The government imposes no direct corporate social responsibility obligations on companies. There is no national corporate responsibility strategy, and reporting obligations, especially for private companies, are limited. Corporations listed on the Swiss stock exchange must publish governance reports, but sustainability reporting remains voluntary. Swiss companies have the “freedom to decide their level of engagement,” says Thomas Pletscher, head of regulatory policy at the country’s main business federation, Economiesuisse.
But this does not mean that the government expects nothing of its corporations. Rather, it takes the view that if legislation is needed to ensure the stability and sustainability of Swiss society, then it will legislate. “Companies are not expected to compensate for any regulatory or institutional weaknesses on the part of the state,” according to the Swiss state secretariat for economic affairs.
Switzerland has a sustainable development plan that is, in effect, a national strategy for corporate responsibility. Unlike some corporate sustainability reports, however, which might consider environmental and social objectives as add-ons, the national plan specifically regards environmental protection, economic performance and “social solidarity” as having equal importance.
The strategy covers 2008-11 and includes many measures that will require a greater degree of sustainable behaviour from companies. Some objectives could easily have been lifted from a corporate responsibility plan, for example increasing the proportion of renewables in energy consumption, minimising miles travelled by goods, reducing the disparity between the salaries paid to men and women, increasing scientific research, and promoting multilingualism.
Progress reports are available via an online sustainable development dashboard. This shows that Switzerland plc is broadly making progress on reducing its energy intensity, and on reducing the resource intensity of Swiss products (resources consumed per unit of GDP fell by 15% between 1990 and 2009). Performance has been less good, however, when it comes to reducing waste, or cutting youth unemployment.
To cut its carbon dioxide emissions, Switzerland introduced a CO2levy in 2008. This is charged on all imported fossil fuels, meaning the tax is shared across society, from individuals to businesses. In a novel twist, the proceeds from companies are redistributed in a responsibility-encouraging fashion. Firms receive payments based on the number of employees they have, meaning that the biggest beneficiaries, according to the Swiss federal office for the environment, are companies “that, on the one hand, make effective use of fossil fuels and use renewable energy, and on the other hand, employ many staff”.
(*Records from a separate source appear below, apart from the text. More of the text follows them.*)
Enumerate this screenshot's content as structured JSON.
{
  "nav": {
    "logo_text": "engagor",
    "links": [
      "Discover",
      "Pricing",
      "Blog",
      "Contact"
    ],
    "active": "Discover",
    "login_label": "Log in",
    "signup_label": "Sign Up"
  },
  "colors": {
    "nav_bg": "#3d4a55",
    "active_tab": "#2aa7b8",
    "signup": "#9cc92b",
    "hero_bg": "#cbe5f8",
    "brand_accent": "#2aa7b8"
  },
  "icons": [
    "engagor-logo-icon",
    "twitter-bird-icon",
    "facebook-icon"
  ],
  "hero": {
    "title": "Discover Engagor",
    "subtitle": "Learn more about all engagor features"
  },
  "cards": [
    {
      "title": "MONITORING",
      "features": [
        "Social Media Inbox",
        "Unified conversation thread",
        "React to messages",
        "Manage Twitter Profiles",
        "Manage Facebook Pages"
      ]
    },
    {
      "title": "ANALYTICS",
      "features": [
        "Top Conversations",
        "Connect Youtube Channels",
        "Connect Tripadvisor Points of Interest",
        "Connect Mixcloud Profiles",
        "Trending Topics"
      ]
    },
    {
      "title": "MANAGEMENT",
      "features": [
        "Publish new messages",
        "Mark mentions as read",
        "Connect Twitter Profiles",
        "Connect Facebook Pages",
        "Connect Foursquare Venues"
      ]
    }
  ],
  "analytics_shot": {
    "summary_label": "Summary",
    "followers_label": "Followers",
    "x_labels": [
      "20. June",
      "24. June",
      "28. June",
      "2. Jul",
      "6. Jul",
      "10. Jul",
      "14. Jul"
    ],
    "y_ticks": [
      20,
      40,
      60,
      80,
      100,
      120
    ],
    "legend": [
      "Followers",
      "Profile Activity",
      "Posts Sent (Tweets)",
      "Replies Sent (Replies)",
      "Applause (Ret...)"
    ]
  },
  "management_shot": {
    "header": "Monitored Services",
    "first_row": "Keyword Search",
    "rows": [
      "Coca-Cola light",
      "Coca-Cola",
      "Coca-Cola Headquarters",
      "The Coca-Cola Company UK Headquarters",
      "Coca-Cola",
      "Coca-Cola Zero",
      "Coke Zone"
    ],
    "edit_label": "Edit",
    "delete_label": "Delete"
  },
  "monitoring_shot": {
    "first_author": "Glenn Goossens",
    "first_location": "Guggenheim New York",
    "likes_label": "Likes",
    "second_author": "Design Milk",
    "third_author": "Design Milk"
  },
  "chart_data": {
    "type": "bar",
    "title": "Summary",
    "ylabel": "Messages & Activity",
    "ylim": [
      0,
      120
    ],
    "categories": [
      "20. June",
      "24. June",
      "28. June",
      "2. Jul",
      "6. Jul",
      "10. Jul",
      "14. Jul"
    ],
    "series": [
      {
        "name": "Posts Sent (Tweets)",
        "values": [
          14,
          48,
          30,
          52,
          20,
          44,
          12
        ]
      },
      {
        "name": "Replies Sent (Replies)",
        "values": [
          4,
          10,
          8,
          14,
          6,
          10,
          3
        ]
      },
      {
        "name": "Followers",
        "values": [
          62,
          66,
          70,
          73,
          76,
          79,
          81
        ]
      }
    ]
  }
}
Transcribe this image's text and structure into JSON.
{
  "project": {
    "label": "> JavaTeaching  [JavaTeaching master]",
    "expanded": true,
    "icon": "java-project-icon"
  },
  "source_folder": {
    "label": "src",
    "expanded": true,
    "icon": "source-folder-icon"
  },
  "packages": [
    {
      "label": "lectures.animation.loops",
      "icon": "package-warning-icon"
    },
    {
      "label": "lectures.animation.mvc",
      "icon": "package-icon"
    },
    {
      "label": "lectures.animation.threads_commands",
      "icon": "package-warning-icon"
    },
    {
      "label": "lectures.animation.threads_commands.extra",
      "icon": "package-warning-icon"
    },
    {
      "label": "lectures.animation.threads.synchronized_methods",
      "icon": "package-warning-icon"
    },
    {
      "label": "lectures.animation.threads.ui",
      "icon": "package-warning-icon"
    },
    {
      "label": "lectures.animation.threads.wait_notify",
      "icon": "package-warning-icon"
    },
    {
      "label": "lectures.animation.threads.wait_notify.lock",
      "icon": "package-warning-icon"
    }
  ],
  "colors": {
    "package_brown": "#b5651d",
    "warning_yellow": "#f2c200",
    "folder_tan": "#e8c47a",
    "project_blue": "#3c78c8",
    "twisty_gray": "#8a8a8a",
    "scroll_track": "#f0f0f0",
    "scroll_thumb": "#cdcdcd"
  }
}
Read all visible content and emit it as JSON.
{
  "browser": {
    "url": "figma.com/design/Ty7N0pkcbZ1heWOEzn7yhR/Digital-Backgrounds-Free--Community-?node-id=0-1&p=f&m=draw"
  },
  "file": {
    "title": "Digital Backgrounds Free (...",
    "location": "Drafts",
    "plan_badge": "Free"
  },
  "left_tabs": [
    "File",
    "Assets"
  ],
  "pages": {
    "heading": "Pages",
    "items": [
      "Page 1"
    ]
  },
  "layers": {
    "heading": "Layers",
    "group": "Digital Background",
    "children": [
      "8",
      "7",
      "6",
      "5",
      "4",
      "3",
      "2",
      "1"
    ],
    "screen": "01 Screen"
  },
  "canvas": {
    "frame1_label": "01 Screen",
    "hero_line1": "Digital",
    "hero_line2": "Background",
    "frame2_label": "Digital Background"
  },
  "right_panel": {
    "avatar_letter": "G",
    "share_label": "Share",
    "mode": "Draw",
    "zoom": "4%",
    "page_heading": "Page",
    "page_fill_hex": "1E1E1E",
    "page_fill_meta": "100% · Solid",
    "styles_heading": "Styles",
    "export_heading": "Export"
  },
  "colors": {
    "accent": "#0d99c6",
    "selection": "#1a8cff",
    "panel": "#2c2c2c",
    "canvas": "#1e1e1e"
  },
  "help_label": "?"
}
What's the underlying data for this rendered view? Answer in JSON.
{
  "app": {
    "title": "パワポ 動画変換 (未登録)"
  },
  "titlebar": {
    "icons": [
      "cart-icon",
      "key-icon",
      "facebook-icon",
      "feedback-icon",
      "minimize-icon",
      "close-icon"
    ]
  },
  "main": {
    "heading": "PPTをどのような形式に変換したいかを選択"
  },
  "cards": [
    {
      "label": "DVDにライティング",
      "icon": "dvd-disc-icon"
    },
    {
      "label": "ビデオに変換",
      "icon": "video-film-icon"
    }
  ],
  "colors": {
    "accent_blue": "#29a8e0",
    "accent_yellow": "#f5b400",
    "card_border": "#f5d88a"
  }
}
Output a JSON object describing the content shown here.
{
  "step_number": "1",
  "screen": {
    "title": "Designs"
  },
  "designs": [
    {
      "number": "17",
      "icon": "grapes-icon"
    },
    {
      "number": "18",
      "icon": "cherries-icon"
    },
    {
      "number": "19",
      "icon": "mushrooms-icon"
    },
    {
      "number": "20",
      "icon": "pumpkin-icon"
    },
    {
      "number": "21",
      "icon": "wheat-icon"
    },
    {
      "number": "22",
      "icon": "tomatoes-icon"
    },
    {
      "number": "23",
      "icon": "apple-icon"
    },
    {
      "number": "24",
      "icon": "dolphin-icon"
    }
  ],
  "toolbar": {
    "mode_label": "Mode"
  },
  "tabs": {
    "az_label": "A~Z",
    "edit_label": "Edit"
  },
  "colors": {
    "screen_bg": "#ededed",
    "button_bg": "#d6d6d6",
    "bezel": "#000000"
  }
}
Companies can opt out of the tax if they sign up for the Swiss emissions trading system. In doing so, they take on legally binding emission reduction targets, and receive free carbon allowances up to their cap. If participating companies over-perform, the surplus can be sold. It remains to be seen if the carbon levy and the cap-and-trade scheme will have an impact. Swiss emissions in 2008 – the same year as the tax was introduced – stood at more or less the same level as 1990, according to the national sustainability dashboard.
Emphasis on standards
The government also behaves like a corporation in subscribing to international guidelines and standards, such as the OECD Guidelines for Multinational Enterprises, the International Labour Organisation Declaration of Principles Concerning Multinational Enterprises and Social Policy, and the United Nations Global Compact. The Swiss economic affairs state secretariat says: “It is the responsibility of corporate management to respect and apply international standards.”
But critics say the government’s approach is superficial, and is mainly focused on reporting, rather than doing, good deeds. The Swiss Alliance of Development Organisations (known as Alliance Sud) said in April 2011 that the government’s implementation of the OECD guidelines was “rather passive and minimalist”.
This followed its failure to resolve a case involving the Swiss underwear manufacturer Triumph International, and workers in Thailand and the Philippines, who claimed to have been unfairly dismissed. Alliance Sud says the Swiss authorities, instead of giving up on the case in January, should have done more, such as organising the translation of documents and facilitating meetings.